Similarly, Plaintiff also asserts that Defendant Griswold's answer-that there are no responsive documents concerning textured vegetable protein's health effects-is false. Johnson claims that Griswold's answer is not credible because Griswold and other IDOC defendants have been involved in several recent soy-related cases. But Plaintiff Johnson has not asserted that he has personal knowledge of the discovery completed in those cases, and offers nothing substantial to indicate that Defendant Griswold is lying. At most, Plaintiff shows that he disagrees with (or is disappointed by) some of Defendants' discovery responses. But Defendants' responses are sufficient.
Therefore, Plaintiff's Motion to Compel Production of various discovery-related documents will be DENIED.
B.Plaintiff's Motion for Sanctions
In his motion to compel discovery, the plaintiff moved for sanctions against the Defendants "for their disregard of the Federal Rules of Civil Procedure, for ignoring Court ordered deadlines to produce documents and answer interrogatories, and for making false and misleading representations to the Court" (Doc. 125, 6). While deadlines may have been missed, none of Defendants' actions in this case appear to have been done in bad faith. Further, Plaintiff has had adequate opportunity to examine all discovery material Defendants disclosed to him. Sanctions are therefore inappropriate, and Mr. Johnson's Motion for Sanctions (Doc. 125) will be DENIED.
C.Plaintiff's Motion for Extension of Time
In November 2011, claiming that he had not "been able to complete a possible dispositive motion" and that he "honestly believe[d] that summary judgment in his favor" was warranted, Mr. Johnson moved for an extension of time to file any "possible dispositive motions." Plaintiff had adequate time to craft his any dispositive motions, and was not asking for more time because he had a motion in hand, nearly ready to file. Admitting motion was a "possibility" indicates Plaintiff had failed to start such a motion, not that he was having trouble completing it. Further, an additional extension is inappropriate here, where Plaintiff has merely asserted a speculative possibility of crafting such a motion. Plaintiff's Motion for Extension of Time to File any Possible Dispositive Motions (Doc. 129) will therefore be DENIED.
D.Defendants' Motion to Strike Plaintiff's Response Motion
Defendants moved for summary judgment on November 18, 2011. On December 12, Mr. Johnson filed a 73-page response brief, along with over 1,500 pages of exhibits. Defendants moved to strike that voluminous response brief on December 22, citing Local Rule 7.1(d) for the proposition that "[n]o brief shall be submitted which is longer than 20 double-spaced typewritten pages." SDIL-LR 7.1(d).
Defendants are correct: Plaintiff's response motion fails to comport with local procedural rules.
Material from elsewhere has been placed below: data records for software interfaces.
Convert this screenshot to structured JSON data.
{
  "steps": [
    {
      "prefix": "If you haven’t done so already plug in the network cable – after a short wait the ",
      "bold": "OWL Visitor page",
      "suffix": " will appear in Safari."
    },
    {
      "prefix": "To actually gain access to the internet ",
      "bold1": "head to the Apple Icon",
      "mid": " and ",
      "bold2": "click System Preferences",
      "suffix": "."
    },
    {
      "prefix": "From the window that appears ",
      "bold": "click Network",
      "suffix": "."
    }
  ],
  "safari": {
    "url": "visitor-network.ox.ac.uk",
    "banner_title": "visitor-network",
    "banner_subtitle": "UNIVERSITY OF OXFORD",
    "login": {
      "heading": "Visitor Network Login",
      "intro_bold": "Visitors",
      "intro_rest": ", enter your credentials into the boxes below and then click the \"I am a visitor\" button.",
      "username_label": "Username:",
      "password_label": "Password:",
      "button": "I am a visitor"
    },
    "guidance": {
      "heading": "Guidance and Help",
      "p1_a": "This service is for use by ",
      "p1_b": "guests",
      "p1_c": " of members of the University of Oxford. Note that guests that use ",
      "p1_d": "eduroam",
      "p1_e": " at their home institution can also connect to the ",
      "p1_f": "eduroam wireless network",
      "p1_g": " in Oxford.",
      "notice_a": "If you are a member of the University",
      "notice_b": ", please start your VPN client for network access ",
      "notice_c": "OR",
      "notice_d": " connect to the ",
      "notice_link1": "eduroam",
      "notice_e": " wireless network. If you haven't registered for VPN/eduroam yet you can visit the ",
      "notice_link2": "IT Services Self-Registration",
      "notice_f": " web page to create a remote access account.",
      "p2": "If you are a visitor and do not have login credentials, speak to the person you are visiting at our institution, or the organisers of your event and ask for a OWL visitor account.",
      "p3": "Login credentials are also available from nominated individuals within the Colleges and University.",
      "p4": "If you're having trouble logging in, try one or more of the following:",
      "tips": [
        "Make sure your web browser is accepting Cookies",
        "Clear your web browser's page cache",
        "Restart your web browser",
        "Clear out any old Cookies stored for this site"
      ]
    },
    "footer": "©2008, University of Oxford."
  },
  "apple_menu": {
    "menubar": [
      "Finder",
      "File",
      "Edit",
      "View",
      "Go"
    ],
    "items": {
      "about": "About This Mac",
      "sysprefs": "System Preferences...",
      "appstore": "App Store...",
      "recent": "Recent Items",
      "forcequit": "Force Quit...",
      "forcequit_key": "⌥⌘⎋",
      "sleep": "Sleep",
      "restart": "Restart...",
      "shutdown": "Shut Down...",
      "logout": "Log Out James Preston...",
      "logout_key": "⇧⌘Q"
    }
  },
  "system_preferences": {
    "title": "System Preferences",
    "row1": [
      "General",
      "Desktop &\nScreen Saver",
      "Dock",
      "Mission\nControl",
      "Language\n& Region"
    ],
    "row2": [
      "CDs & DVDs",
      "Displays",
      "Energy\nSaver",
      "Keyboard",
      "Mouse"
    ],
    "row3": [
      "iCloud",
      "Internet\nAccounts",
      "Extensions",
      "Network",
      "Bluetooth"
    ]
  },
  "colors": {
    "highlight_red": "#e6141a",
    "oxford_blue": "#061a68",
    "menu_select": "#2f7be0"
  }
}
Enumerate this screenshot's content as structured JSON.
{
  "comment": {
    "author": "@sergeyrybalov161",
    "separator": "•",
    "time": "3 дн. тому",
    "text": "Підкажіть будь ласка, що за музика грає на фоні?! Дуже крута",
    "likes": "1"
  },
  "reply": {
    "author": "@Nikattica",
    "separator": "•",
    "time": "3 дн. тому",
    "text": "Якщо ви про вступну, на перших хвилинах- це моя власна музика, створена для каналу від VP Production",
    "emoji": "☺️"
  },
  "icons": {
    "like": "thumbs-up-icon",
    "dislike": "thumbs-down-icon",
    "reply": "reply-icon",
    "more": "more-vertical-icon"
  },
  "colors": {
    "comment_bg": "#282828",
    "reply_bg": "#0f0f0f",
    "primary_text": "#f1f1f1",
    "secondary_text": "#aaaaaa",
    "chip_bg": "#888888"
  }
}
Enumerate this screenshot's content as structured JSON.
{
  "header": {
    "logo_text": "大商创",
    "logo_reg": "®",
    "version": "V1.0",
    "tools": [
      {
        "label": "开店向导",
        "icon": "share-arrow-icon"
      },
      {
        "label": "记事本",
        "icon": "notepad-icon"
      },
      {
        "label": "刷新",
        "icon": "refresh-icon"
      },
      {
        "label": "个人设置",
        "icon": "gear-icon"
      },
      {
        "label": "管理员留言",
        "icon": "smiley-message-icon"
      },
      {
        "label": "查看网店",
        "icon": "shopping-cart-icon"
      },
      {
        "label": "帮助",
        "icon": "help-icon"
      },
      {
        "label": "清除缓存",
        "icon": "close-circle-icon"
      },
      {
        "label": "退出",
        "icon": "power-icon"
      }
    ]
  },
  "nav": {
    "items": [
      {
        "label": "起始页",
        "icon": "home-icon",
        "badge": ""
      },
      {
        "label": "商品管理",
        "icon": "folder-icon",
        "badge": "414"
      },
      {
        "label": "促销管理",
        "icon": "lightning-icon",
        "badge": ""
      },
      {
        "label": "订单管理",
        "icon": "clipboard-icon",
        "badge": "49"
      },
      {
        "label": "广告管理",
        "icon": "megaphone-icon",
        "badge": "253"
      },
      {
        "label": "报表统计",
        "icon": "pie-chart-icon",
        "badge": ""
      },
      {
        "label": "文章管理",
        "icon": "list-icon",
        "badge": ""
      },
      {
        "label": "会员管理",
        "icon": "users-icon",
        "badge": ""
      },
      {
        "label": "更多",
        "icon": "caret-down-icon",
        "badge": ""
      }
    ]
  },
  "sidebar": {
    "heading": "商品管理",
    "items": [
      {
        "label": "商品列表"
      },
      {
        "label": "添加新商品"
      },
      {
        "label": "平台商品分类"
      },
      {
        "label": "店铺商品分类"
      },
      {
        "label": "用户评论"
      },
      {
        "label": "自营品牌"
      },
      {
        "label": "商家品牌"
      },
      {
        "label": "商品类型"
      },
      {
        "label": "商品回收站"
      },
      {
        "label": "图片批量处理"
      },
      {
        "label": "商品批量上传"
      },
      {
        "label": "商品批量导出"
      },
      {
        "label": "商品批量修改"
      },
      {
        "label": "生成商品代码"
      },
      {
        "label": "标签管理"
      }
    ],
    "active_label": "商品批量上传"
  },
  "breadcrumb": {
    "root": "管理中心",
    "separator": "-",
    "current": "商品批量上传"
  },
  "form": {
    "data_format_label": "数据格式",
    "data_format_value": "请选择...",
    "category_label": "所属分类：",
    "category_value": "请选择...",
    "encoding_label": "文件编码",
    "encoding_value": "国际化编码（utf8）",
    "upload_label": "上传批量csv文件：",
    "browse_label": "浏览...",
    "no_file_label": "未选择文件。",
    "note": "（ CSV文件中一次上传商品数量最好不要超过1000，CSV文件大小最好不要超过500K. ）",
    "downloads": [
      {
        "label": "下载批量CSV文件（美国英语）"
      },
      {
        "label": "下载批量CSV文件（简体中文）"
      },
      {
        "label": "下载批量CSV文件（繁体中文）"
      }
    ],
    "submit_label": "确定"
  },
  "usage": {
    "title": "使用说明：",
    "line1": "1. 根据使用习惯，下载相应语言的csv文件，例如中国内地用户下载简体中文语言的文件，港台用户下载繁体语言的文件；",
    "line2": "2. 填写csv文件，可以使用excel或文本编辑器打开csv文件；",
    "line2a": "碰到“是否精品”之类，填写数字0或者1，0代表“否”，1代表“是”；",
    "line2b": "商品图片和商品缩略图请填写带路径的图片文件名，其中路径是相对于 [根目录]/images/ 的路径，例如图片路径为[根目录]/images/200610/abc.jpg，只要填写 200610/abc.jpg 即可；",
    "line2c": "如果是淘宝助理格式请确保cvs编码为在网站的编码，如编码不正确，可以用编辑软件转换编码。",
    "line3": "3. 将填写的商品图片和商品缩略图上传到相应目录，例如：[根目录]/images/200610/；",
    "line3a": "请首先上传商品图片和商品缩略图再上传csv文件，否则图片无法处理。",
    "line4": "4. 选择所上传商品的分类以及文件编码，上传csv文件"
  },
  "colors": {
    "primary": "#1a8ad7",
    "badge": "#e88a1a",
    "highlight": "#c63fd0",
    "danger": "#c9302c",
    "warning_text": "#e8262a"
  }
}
But this is a more complicated case than is typical, and Plaintiff is acting pro se. So in the interest of judicial economy, the Motion to Strike Mr. Johnson's Response Motion (Doc. 140) will be DENIED. Defendants will be granted extra time (20 days) and extra pages (20 pages) to make a counterargument in a reply brief.
For the foregoing reasons, the Court DENIES Plaintiff's Motion to Compel Discovery (Doc. 125), DENIES Plaintiff's Motion for Sanctions (Doc. 125), and DENIES Plaintiff's Motion for Extension of Time to File any Possible Dispositive Motions (Doc. 129).
Defendants' Motion to Strike (Doc. 140) is also DENIED, but Defendants' will be given extra time and pages to file a brief replying to Plaintiff's response brief (Doc. 136). Defendants shall file their reply brief, not to exceed 20 pages, on or before January 18, 2011.
IT IS SO ORDERED.
STEPHEN C. WILLIAMS United States Magistrate Judge